From: Jacques Garrigue <garrigue@m...>
Subject: Re: [Caml-list] Sparse structure
From: Chris King <colanderman@gmail.com>

> I'm trying to create a sparse structure; i.e. a large structure which
> doesn't allocate storage for "unused" fields.  Given a structure:
> 
> type foo = { a: int option; b: float option }
> 
> the best solution I can come up with, short of using Obj.magic, is to
> use a hash table like this:
> 
> type foo_key = A_key | B_key
> type foo_value = A_value of int | B_value of float
> type sparse = (foo_key, foo_value) Hashtbl.t
> 
> which works, but the extra variant type required means more CPU time
> and more keystrokes.  Is there a better solution than this?
> 
> The structure will have hundreds of fields, each with a different
> type.  Most of the fields will be unused, but usage will be determined
> at runtime so using objects is not an option.

This is a classical problem, with no good solution that I know.
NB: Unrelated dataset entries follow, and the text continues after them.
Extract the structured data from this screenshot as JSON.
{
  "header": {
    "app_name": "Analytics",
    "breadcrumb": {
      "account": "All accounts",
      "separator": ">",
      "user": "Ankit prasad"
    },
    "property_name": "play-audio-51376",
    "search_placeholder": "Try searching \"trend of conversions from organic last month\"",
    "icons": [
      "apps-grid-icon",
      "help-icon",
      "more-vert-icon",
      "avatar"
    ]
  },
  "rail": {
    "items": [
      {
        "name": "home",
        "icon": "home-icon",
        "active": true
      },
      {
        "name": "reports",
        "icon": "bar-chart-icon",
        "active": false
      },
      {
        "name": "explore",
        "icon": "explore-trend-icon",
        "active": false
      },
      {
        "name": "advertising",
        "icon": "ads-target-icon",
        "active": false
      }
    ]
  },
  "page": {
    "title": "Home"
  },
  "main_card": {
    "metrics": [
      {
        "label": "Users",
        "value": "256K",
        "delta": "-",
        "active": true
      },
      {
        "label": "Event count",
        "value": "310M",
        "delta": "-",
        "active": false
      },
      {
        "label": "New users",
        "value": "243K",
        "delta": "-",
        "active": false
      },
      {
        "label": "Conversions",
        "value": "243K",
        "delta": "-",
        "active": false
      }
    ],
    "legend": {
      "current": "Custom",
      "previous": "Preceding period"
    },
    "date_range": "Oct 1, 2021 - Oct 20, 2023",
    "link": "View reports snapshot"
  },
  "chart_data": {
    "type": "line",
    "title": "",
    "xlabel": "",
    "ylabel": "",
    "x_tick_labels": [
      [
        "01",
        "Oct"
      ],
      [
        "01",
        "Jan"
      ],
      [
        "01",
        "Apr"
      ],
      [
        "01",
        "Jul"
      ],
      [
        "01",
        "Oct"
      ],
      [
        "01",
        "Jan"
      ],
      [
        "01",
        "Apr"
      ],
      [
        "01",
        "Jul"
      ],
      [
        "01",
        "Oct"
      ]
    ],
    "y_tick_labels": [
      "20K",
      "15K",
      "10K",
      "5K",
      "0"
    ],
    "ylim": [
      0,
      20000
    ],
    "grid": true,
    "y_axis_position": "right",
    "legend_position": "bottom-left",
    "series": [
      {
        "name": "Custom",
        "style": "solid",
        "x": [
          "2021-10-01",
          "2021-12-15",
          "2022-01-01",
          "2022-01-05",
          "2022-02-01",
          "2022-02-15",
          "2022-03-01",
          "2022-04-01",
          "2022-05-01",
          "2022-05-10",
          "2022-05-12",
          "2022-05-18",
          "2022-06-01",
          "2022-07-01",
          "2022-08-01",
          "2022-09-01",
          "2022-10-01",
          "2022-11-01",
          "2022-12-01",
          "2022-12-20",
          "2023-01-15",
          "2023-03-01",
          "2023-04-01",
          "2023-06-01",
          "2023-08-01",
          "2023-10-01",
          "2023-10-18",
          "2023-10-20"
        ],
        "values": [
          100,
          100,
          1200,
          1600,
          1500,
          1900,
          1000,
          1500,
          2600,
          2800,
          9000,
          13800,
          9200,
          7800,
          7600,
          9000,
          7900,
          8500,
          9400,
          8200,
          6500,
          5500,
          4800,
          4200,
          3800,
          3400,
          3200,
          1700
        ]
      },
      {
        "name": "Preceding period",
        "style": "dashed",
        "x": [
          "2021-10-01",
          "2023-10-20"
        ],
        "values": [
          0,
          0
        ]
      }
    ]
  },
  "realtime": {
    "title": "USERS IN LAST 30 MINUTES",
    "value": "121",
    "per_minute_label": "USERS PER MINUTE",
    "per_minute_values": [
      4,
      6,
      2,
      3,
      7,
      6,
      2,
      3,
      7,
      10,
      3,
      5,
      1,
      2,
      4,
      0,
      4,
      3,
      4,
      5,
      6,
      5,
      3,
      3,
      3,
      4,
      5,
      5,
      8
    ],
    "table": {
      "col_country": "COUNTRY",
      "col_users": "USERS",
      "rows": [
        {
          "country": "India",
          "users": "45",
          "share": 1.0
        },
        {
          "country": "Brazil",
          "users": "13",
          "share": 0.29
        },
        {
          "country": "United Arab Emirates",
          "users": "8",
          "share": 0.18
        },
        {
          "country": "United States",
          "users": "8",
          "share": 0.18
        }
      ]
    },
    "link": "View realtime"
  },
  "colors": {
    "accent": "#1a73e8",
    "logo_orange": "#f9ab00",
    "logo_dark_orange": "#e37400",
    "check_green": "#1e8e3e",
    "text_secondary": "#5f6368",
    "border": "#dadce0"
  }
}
If you want to avoid Obj.magic, then your solution seems OK, yet
* if your values are really sparse, Map might be better than Hashtbl
  (more compact representation)
* if you have really hundreds of fields, then you have better switch
  to polymorphic variants, as normal ones only allow about 240 cases.

If you are ready to use a bit of Obj, then there are some other
solutions.
For instance, you could do something like this.

module Int = struct type t = int let compare : int -> int -> int = compare end
module M = Map.Make(Int)
type +'a elt
type 'a map = 'a elt M.t

let addA (x : 'a) (m : [> `A of 'a] map) =
  M.add (Obj.magic `A) (Obj.magic x) m

let addB (x : 'a) (m : [> `B of 'a] map) =
  M.add (Obj.magic `B) (Obj.magic x) m

let getA (m : [> `A of 'a] map) : 'a =
  Obj.magic (M.find (Obj.magic `A) m)

let getB (m : [> `B of 'a] map) : 'a =
  Obj.magic (M.find (Obj.magic `B) m)

Note that the result is completely type safe, and you don't need all
maps to contain the same potential fields.
The downside is that you need to define set and get for all fields.
On the other hand, it should be easy to define camlp4 macros
enforcing the same type annotations, avoiding such definitions.

(Polymorphic variants here are only used as phantom types. Note
however that this choice is useful: it ensures that two keys cannot
conflict, as if `A and `B had the same hash values, this would be
detected when constructing the type [> `A of 'a | `B of 'b])

Jacques Garrigue